Where the language of a statute is ambiguous, we may turn to other tools of construction. When this Court must engage in statutory construction because an ambiguity exists, it has the duty to ascertain the legislative intent and give effect to that intent. To ascertain such intent, not only must the literal words of the statute be examined, but also the context of those words, the public policy behind the statute, and its legislative history. If this additional step is insufficient to clarify the meaning of the statute we must apply the rule of lenity and construe the statute in favor of the accused.
We can easily infer, from the substance of Idaho statutes describing moving violations, that the public policy undergirding Idaho traffic laws is safety. The laws were designed to reduce traffic accidents and the concomitant deaths, injuries, and property damage. Plainly, the legislative purpose in drafting Section 49–637(1) was consistent with this general purpose. Accordingly, we conclude the statute should be construed to effectuate the legislative purpose of promoting safe driving. If it were permissible for people to drive on the line dividing lanes going the same direction, on the line demarcating bicycle lanes, or on the centerline dividing a lane from oncoming traffic, the risk of accidents will increase. Accordingly, we conclude that the statute requires that vehicles be driven between lane lines “as nearly as practicable.”

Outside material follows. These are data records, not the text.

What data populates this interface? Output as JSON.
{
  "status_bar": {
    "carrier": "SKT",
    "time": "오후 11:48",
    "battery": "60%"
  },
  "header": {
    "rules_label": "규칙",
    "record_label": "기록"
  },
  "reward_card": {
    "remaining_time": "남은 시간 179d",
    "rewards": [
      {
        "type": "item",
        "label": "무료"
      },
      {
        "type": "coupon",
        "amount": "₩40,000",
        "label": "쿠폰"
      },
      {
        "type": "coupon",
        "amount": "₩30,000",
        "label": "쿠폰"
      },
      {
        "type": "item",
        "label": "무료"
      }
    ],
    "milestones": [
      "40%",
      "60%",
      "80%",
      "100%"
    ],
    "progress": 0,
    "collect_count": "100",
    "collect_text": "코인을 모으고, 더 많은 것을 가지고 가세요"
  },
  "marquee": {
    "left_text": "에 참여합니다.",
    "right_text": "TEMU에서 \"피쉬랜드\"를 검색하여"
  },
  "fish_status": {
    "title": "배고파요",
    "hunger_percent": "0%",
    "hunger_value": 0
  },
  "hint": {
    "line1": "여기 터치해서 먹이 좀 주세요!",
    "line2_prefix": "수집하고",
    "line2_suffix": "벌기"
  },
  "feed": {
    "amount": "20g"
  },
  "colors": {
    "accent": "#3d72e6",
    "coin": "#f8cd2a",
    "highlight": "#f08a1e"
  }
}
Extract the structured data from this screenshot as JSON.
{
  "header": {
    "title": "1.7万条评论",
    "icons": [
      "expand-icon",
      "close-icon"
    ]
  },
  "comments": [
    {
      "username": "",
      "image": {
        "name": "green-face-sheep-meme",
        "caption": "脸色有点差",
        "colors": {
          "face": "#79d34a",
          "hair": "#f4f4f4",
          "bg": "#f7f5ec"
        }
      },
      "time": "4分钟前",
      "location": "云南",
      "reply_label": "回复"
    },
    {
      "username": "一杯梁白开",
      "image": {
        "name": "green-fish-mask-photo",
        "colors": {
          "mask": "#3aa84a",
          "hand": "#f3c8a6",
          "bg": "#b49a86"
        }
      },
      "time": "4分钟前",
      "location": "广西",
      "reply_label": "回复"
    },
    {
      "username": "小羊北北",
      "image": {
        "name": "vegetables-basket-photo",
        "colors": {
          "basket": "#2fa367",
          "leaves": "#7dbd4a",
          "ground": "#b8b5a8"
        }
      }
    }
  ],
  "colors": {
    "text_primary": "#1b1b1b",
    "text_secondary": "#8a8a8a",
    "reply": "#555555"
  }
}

In the alternative, Neal argues that we should read the phrase “as nearly as practicable” expansively, to permit minor deviations from the one’s lane. As indicated above, various courts have construed this language in different ways. Compare McBroom, 39 P.3d at 229 (holding that a driver does not violate the statute when he responds to “an apparent hazard” or when he has “some other valid reason for leaving his lane”) with Crooks v. State, 710 So.2d 1041, 1043 (Fla.Dist.Ct.App.1998) (discussing the “ ‘practicable’ lane”).
In our view, however, the term “practicable” is unambiguous. It is defined as “able to be done or put into practice successfully,” NEW OXFORD AMERICAN DICTIONARY 1338 (2001), and as “feasible in the circumstances,” BLACK’S LAW DICTIONARY 1172 (6th ed.1990). These definitions are not consistent with Neal’s contention that “as nearly as practicable” creates a safe harbor permitting a person to occasionally leave his lane, without any apparent need, because doing so falls within the wide spectrum of normal driving behavior. We need not, at this juncture, describe all of the weather conditions, road conditions, behavior of other drivers, or other hazards that might justify a driver in leaving the lane. Here, there is simply nothing in the record to show that Neal left his lane because staying within his lane was not “practicable.” …
We conclude that driving on the line marking the edge of a traffic lane violates I.C. § 49–637(1) absent circumstances that would make it impracticable to stay between the lines. Because the “as nearly as practicable” exception has no application to Neal’s driving, the traffic stop was justified. Accordingly, Neal is not entitled to suppression of evidence.